Today marks the end of my registration paperwork for setting up my phone and my apartment. I wanted to see what it would be like to do this the right way, so I endeavored to follow all the rules to get a SIM card and a real lease. It’s been a long journey.
The Law of Unintended Consequences
India developed a ridiculous process for procuring prepaid SIM cards because it has increasingly been a hotspot for terrorism. Starting with the partition of India and Pakistan and the border war that followed, there has been a long history of violence, and not just from Muslim extremists like the Indian Mujahideen. You could make a laundry list of different violent religious and political groups in India. More recent events like the 2002 Gujarat Riots, the 2003 Gateway of India Bombings, the 2006 Mumbai Train bombings, the 2008 Mumbai Attacks, the 2010 German Bakery Bomb, the 13/7 Mumbai Bombings in 2011 and the 2013 Hyderabad Blasts make clear the need for anti-terrorism measures, but it remains debatable what measures will be effective. Since most of the attacks were coordinated with prepaid phones, the extra steps are supposed to be a measure that prevents prepaid phones to get into the hands of terrorists.
There are many problems with this:
- Anyone determined to kill people as a political statement is not going to be deterred by the process of getting a SIM card.
- Rules only work when they can be enforced AND when there are no loopholes.
- People who would otherwise try to follow rules will become frustrated with the formal process and circumvent out of convenience, reinforcing a lack of respect for rules and regulations. This logic applies widely.
- These types of rules make it harder to do business, which hurts the economy.
Before the SIM Card There Was the Apartment
Before I could experience all of this SIM card fun, I needed a place to live. In order to rent an apartment here, you must find a broker, who will charge a ridiculous amount to find you an apartment. Finding a good broker is a bit of a pain, and recommendations from friends come in handy. Things like Craigslist are mostly used by brokers, so there aren’t too many direct deals between landlords and tenants. This is probably due to the amount of paperwork/appointments needed to rent a place. I’m okay not knowing how hard things would have been without the broker.
For a formal lease, you must negotiate the lease terms in a thirty page document. Once the terms are agreed upon, you submit copies of passports, visas, photos, proof of employment, contact info for proof of employment, fingerprints, proof of previous addresses and post-dated checks for rent. If you are single women trying to rent a place, there needs to be some kind of appropriate parental presence to validate that you aren’t prostitutes (seriously, this is the assumption of many people- in this case, my roommate’s dad came to meet our landlords). Paperwork gets submitted to the police on behalf of the landlords, and a separate police background check is necessary for the housing society (similar to an HOA). Later, all the renting parties and all of the owning parties need to show up together at the police station to have a photo and fingerprint taken. This whole process takes forever and requires much negotiation, time, and paperwork.

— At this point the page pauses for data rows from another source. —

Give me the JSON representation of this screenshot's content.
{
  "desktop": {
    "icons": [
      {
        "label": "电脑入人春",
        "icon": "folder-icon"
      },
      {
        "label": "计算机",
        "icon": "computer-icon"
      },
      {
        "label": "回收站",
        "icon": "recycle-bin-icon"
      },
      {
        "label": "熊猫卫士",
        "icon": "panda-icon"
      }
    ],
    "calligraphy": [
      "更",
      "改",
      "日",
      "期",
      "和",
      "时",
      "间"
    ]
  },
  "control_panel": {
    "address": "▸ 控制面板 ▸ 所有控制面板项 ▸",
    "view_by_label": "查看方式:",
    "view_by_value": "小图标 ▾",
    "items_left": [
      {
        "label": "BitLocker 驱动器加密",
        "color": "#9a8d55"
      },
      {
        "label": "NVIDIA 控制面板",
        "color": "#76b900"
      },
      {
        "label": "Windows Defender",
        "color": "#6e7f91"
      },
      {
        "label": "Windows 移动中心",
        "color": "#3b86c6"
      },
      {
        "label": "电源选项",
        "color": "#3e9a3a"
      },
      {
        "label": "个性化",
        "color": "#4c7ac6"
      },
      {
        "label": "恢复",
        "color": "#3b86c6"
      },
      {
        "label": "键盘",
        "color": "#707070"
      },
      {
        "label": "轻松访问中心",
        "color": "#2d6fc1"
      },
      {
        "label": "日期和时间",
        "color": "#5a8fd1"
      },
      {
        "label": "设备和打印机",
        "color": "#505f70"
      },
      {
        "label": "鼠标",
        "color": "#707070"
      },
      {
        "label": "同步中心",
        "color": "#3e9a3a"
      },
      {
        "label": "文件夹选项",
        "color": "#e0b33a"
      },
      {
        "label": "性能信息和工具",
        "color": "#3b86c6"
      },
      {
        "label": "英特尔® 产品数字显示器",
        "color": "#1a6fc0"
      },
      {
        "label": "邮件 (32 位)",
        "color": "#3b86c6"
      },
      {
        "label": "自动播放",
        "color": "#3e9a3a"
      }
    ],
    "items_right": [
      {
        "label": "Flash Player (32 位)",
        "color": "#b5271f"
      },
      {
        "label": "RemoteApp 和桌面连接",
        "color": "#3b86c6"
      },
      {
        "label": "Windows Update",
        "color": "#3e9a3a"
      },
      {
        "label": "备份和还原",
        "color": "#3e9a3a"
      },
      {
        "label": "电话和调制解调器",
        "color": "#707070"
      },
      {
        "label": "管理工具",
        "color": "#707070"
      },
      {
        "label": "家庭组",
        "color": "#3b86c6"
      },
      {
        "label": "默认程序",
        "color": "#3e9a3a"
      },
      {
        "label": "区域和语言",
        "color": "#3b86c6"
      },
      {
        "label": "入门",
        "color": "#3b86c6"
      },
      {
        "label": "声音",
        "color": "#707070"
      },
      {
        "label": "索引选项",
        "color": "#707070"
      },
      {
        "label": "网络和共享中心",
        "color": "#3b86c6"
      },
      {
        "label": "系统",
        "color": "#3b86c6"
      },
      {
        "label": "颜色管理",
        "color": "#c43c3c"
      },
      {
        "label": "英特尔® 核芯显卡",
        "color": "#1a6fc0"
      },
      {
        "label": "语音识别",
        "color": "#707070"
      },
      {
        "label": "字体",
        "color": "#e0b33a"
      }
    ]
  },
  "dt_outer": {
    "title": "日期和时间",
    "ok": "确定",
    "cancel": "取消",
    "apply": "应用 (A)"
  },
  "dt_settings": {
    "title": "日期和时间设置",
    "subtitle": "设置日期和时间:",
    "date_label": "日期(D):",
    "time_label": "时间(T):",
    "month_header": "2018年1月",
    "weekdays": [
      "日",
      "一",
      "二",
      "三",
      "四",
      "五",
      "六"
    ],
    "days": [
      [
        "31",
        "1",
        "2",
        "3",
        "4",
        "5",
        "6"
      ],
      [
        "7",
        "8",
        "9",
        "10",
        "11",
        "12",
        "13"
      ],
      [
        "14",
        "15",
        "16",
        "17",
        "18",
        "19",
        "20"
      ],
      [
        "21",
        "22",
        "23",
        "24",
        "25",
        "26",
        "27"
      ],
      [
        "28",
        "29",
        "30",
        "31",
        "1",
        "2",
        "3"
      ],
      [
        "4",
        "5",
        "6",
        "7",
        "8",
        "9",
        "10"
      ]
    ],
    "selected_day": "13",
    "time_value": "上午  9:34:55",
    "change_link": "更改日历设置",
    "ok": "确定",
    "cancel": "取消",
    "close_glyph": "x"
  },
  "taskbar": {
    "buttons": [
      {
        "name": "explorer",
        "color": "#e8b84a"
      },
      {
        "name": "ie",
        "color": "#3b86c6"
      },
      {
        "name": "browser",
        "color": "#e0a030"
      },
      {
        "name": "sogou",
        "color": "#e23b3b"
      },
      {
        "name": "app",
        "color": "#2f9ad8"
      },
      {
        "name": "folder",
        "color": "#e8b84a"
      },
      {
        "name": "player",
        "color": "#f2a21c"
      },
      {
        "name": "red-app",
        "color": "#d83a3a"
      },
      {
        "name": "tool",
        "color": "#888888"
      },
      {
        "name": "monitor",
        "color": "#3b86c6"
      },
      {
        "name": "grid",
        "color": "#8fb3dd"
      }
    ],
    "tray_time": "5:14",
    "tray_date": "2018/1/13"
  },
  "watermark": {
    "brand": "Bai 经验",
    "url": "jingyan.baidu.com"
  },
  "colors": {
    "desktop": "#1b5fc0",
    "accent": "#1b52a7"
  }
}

Relevant Discussion, or “How to Feel Guilty for Complaining”
I’m actually blessed to have paperwork. I was able to furnish countless passport photocopies and verification to these businesses, middlemen, and government entities that demanded them. Between my files and the internet, I can trace most of my life in a big paper trail that most of us take for granted. Many people do not have this luxury. According to Unicef, only 58 percent of children born in India are registered at birth, and of those registered, not all have birth certificates, meaning that millions of people don’t have access to the cycle of documentation.
For example, you need a birth certificate to get a ration card and you need a ration card to get a driver’s license. Many of the papers that people have in rural areas are invalid when they move to a city- a big problem in an age of increasing urbanization. This means that before people can even think about waiting in the registration office to validate a lease, they must somehow acquire new identification. Judging by how difficult all the rest of registrations are, I’m certain that the process of acquiring new ID is near impossible or requires lots of “fees”. I can’t imagine the frustration. If you want to know more, see this article: http://www.bbc.co.uk/news/world-asia-india-18141584.